Mayor Glenn Johnson discusses the impact the new portable stage has on the community on Tuesday night at Pullman City Hall. Mike Urban, Pullman finance and administration services director, said the stage would cost approximately $158,000.

Scott Adams, CEO of Pullman Regional Hospital, and Jeff Elbracht, director of facilities and finance for WSU University Recreation, gave a joint presentation on the New Era of Excellence bond, which is on the upcoming ballot.

Elbracht said the two focuses of the bond are the electronic medical record system and the 45,000 square feet of new land for outpatient services.

Adams said the cost to property owners would be 99 cents per $1,000 of assessed property value. He said similar to the current bond that is near retirement, the amount taxed will likely decrease as property values increase in Pullman.

Mike Urban, Pullman finance and administration services director, said the city council should accept a bid from Century Industries LLC to build a portable stage that can be used at events like the Fourth of July or Lentil Festivals.

He previously suggested they decline a bid from Century Industries LLC because it was beyond the funds available for the project, he said. However, after they declined and put out a second bid, the same company was the only one that responded.

He said the portable stage will cost approximately $158,000 and he is doing what he can to save money with things like having the company deliver the stage.

City attorney Laura McAloon prepared a memo for councilmembers that explained what powers the city has over nuisance regulation.

Councilmember Eileen MacColl said the city should address residents’ concerns with downtown business nuisances, which include unsightliness.

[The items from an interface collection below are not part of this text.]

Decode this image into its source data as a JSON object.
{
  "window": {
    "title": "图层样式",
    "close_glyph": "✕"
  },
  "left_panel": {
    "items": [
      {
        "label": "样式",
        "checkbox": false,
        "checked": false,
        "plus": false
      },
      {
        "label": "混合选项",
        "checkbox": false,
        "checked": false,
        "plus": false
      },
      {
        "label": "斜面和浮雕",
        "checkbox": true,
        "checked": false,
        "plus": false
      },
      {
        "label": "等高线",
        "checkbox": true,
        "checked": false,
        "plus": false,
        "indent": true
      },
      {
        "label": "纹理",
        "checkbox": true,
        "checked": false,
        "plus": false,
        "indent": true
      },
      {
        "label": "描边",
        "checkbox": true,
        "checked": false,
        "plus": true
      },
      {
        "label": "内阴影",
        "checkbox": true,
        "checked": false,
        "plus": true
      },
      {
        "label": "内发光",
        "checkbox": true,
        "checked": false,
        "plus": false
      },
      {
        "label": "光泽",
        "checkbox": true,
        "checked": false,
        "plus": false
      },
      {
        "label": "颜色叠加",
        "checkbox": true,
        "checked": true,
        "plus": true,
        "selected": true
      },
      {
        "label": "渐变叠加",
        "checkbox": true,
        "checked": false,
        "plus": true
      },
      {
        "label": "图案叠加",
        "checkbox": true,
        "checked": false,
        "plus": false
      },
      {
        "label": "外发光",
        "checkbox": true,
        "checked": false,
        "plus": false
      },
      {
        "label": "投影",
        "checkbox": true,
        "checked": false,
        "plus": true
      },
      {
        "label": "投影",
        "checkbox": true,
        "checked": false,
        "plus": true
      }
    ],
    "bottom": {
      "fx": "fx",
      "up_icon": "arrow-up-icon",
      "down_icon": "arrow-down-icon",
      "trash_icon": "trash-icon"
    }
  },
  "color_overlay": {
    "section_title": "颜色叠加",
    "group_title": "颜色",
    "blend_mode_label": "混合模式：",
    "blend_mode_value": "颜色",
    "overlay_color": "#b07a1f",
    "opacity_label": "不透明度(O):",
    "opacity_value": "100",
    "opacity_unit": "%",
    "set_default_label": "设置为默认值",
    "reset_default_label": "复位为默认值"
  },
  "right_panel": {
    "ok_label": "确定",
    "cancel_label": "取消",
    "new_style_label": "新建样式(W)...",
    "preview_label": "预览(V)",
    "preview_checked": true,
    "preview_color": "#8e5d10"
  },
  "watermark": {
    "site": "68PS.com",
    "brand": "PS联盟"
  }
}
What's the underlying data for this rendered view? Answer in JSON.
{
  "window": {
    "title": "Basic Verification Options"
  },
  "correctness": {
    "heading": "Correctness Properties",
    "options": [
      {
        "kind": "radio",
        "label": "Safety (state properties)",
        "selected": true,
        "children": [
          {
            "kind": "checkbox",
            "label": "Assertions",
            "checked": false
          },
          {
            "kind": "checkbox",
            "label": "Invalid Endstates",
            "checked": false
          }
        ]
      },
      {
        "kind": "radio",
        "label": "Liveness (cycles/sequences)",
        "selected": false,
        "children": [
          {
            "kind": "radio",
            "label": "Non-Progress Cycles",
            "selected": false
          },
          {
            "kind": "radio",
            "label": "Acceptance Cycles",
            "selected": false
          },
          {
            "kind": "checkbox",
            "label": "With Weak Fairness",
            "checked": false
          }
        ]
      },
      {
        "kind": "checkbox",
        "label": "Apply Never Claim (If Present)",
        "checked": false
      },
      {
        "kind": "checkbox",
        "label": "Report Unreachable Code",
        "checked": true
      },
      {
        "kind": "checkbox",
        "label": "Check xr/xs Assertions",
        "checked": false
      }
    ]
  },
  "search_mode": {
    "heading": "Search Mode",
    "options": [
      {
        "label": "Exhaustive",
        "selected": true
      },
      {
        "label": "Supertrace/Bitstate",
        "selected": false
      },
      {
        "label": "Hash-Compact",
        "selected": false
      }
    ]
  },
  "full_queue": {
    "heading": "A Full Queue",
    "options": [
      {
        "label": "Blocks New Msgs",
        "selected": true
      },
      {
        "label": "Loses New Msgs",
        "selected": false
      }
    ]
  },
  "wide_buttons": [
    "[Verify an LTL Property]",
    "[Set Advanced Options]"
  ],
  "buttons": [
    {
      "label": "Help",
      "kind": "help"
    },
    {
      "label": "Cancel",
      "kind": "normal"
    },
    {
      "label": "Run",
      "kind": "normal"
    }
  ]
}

Several councilmembers expressed interest in making new regulations for nuisances and said they needed time to read the memo and make informed decisions.